Thanks for doing a brilliant job in keeping this window to reason available to the global (?) audience.

Stay happy and be proud of your good works.

Sun, 25 Dec 2011 15:45:35 UTC | #902636

Schrodinger's Cat's Avatar Comment 6 by Schrodinger's Cat

If a person had brain damage and completely forgot that they ever heard of religion.....would it count as the same thing ?

Sun, 25 Dec 2011 15:55:12 UTC | #902641

Moderator's Avatar Comment 7 by Moderator

Yes, sorry Steve and Rich - we neglected them for a while and then had some major catching up to do! That's our New Year's Resolution sorted then ... :-)

The Mods

Sun, 25 Dec 2011 16:30:31 UTC | #902647

QuestioningKat's Avatar Comment 8 by QuestioningKat

yes, out-of-sight out-of-mind. I frequently forget to scroll through the discussions.

Oh and the conversation I had in the comment above was exactly what you're talking about: if a non-Christian tribe never heard about Christ... would they go to Hell? The answer was what you brought up, but evidently I will be headed to the eternal flames. Spinning stories... The plus side of these inconsistencies is that some people will catch onto the BS and start questioning everything.

Sun, 25 Dec 2011 17:59:23 UTC | #902660

Akaei's Avatar Comment 9 by Akaei

It reminds me of this gem:


Eskimo: "If I did not know about God and sin, would I go to hell?"

Priest: "No, not if you did not know."

Eskimo: "Then why did you tell me?"

(attribution: Annie Dillard ?)

Mon, 26 Dec 2011 04:16:34 UTC | #902721

Graxan's Avatar Comment 10 by Graxan

And so the word of god continues it's goal to reach the ears of all mankind, having been revealed in an obscure desert region and taken only a few thousand years so far and not yet reached many corners of the globe. Some divine plan eh? Having such an inept planner in charge of things surely should put off those wanting to invest in his places of education...

One also looks in amazement at the horrified reaction of the catholic on hearing that the person he is speaking to is an atheist.
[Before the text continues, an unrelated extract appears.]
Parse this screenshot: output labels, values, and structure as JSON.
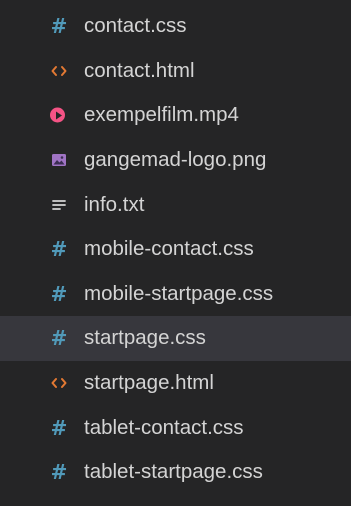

Surely the assumption is that 'Here is a person whose ignorance will save him from Hell.' - but no! Proselytisation occurs no sooner than you can say unholy hellfires.

Tue, 27 Dec 2011 01:29:15 UTC | #902871

Finch's Avatar Comment 11 by Finch

Well, if the doctrine still stands, Steve, the RCC is, apparently, much more compassionate toward those ignorant of the Gospel, as compared to evangelical Christianity, which teaches that all humanity is "without excuse" and "under the curse" of sin (the doctrine of "Original Sin"), by using passages like these from the letter to the church in Rome attributed to the apostle Paul (Rom 1:20--"For since the creation of the world God’s invisible qualities—his eternal power and divine nature—have been clearly seen, being understood from what has been made, so that people are without excuse" and Rom 5:12--"Therefore, just as sin entered the world through one man, and death through sin, and in this way death came to all men, because all sinned"). Therefore, according to EC, nobody gets a reprieve; all humanity is condemned.

What a heartless and wicked doctrine.

It's the moral equivalent of a parent torturing a child (for eternity), for breaking a household rule, of which the child was completely ignorant, because the parent never explained it, to them.

Heartless and wicked.

Wed, 28 Dec 2011 13:48:15 UTC | #903291

Premiseless's Avatar Comment 12 by Premiseless

"It seemed clear to me that the best thing that heathen tribes could do would be to keep as far away as possible from missionaries."

Now, "What goes around comes around." is beginning to make sense. I take it this is even more poignant now?

Fri, 30 Dec 2011 15:53:47 UTC | #903813

Helga Vieirch's Avatar Comment 13 by Helga Vieirch

Steve, this is a very good OP and I am sorry I missed it earlier. You have a wicked sense of humour, which I did not know before. If you are right about this then this is why missionaries do what they do - they are trying to increase human suffering, in the afterlife, if not in this life. Saving souls is just window dressing.

But, seriously now, it gets worse. Have you ever seen what is being done to children in some cults in the USA?

Mon, 02 Jan 2012 00:53:51 UTC | #904401